Segment Start: SUPPLIED DATA

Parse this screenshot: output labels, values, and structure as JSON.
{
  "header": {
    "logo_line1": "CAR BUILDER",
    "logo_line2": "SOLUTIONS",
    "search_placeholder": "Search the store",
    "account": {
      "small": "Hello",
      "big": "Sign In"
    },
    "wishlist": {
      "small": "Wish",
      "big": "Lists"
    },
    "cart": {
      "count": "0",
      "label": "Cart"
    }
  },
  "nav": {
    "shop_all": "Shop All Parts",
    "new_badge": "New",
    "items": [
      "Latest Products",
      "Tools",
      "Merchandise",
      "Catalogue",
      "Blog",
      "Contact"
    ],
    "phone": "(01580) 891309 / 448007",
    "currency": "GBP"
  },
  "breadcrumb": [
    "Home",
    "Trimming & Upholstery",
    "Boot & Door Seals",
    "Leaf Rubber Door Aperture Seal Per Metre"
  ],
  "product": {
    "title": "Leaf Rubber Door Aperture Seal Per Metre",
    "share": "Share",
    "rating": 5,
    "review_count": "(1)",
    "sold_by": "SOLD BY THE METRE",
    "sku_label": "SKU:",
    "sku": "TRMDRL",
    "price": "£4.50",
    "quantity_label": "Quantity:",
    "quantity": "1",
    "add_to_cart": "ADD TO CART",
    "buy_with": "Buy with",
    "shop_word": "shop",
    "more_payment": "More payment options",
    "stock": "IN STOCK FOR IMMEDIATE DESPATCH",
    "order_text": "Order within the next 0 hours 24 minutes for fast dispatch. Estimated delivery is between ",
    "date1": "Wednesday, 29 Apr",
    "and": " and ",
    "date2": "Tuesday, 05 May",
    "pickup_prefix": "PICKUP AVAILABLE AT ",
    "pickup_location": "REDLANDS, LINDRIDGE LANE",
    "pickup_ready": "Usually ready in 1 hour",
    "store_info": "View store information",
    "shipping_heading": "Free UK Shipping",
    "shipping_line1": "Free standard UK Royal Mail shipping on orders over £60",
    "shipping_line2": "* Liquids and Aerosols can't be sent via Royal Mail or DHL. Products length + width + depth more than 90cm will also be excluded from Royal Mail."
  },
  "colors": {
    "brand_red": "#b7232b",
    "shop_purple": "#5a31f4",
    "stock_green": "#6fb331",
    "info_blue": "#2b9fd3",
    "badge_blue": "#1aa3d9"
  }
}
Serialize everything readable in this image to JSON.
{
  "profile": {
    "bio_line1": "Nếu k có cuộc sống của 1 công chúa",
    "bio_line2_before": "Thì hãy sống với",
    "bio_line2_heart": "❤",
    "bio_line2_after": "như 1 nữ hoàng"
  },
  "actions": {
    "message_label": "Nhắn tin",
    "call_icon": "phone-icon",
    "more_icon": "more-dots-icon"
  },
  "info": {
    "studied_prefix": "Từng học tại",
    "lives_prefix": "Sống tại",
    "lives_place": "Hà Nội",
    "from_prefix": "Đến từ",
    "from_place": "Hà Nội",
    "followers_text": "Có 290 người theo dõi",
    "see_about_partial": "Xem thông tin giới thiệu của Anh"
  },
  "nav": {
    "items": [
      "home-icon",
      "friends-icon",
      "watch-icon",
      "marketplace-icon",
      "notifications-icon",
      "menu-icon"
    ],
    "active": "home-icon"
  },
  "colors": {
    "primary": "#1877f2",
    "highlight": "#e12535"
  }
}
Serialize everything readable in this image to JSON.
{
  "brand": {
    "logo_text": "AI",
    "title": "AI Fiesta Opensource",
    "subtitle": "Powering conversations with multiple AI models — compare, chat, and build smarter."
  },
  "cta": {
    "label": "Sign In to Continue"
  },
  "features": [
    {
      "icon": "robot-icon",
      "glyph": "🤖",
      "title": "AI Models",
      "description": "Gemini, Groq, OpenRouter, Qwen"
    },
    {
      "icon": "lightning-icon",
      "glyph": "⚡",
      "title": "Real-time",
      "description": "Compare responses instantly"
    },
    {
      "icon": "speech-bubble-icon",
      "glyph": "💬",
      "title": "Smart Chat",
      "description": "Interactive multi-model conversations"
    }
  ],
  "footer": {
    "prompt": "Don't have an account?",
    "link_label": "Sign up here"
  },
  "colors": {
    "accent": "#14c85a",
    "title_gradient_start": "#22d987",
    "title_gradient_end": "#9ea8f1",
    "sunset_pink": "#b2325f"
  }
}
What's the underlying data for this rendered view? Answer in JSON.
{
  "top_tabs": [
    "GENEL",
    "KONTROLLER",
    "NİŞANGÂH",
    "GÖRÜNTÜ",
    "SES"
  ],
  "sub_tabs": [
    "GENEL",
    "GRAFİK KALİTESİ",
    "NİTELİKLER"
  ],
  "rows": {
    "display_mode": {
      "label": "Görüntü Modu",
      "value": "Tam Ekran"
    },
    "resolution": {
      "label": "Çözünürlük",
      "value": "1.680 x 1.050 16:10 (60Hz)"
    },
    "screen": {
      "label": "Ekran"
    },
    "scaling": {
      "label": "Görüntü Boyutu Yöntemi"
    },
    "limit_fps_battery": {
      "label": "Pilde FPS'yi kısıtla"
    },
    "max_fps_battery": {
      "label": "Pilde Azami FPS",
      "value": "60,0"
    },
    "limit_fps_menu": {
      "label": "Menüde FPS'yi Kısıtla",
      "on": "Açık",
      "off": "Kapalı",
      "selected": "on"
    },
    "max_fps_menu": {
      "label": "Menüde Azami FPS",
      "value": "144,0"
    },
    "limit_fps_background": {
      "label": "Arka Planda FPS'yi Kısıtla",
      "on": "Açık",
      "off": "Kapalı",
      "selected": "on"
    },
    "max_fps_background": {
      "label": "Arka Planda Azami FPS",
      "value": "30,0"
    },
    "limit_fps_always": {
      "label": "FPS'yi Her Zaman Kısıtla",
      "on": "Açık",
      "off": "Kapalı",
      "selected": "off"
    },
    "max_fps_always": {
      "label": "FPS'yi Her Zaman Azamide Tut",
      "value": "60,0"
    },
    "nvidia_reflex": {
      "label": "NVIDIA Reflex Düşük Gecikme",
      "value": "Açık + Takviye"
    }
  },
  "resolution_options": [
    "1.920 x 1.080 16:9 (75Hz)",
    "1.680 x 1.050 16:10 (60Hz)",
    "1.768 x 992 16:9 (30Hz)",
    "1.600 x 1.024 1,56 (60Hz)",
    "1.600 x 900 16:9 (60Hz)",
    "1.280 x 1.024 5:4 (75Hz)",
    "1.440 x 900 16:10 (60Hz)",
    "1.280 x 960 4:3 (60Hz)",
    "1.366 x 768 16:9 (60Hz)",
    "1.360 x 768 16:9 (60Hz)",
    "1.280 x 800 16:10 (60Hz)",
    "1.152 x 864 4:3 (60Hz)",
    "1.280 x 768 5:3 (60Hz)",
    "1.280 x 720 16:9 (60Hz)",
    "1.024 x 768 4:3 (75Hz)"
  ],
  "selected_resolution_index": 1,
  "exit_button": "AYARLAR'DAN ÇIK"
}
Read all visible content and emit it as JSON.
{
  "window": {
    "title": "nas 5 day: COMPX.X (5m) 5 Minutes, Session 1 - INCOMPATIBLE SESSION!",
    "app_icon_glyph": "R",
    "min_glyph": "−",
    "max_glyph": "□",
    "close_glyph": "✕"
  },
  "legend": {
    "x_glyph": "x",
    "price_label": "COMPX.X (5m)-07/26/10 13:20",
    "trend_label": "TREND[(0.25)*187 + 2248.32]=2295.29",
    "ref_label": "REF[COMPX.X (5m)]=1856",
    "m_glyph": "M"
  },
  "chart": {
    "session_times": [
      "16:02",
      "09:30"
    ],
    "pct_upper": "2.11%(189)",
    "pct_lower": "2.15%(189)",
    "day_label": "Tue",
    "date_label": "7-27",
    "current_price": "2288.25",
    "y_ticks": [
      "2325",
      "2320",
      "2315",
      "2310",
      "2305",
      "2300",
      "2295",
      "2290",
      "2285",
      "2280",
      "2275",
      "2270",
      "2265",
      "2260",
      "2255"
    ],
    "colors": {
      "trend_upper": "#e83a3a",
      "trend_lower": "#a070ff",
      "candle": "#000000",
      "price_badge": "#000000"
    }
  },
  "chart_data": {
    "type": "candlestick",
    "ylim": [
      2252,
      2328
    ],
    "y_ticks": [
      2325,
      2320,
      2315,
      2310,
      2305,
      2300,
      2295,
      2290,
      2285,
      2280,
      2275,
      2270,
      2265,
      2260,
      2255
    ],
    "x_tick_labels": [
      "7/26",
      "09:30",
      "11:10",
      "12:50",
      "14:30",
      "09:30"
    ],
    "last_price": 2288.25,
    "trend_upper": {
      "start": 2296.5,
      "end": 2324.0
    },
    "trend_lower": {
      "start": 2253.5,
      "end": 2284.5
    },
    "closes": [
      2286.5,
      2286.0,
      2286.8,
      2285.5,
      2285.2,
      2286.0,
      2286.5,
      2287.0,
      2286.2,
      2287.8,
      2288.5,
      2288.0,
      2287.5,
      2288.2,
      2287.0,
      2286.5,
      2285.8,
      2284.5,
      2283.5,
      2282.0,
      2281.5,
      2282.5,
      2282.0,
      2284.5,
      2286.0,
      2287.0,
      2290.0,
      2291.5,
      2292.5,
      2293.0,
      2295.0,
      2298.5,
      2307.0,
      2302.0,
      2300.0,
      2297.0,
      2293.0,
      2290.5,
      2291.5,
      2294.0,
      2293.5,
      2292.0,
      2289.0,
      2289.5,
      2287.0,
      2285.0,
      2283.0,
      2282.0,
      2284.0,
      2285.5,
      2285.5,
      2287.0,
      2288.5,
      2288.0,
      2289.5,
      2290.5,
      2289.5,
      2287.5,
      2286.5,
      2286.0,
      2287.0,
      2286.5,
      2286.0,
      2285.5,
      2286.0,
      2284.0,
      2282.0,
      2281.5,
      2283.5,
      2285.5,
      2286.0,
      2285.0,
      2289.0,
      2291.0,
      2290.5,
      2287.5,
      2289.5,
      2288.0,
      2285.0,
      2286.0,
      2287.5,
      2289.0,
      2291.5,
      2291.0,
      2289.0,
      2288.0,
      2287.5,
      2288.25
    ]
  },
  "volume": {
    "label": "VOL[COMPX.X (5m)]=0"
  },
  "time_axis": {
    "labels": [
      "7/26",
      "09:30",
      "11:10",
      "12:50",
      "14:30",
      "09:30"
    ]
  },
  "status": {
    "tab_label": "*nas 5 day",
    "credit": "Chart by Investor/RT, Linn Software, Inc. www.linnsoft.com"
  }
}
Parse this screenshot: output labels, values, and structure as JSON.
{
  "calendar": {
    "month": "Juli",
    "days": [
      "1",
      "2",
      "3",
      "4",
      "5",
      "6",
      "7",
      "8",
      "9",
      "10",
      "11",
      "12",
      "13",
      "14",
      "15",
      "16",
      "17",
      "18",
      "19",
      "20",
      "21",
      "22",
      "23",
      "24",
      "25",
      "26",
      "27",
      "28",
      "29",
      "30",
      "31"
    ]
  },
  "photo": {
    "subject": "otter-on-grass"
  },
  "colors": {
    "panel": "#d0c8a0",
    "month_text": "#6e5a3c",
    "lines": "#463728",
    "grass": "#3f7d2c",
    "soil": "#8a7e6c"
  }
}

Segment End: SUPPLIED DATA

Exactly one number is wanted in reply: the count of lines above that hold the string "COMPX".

> [SOLUTION BELOW] 4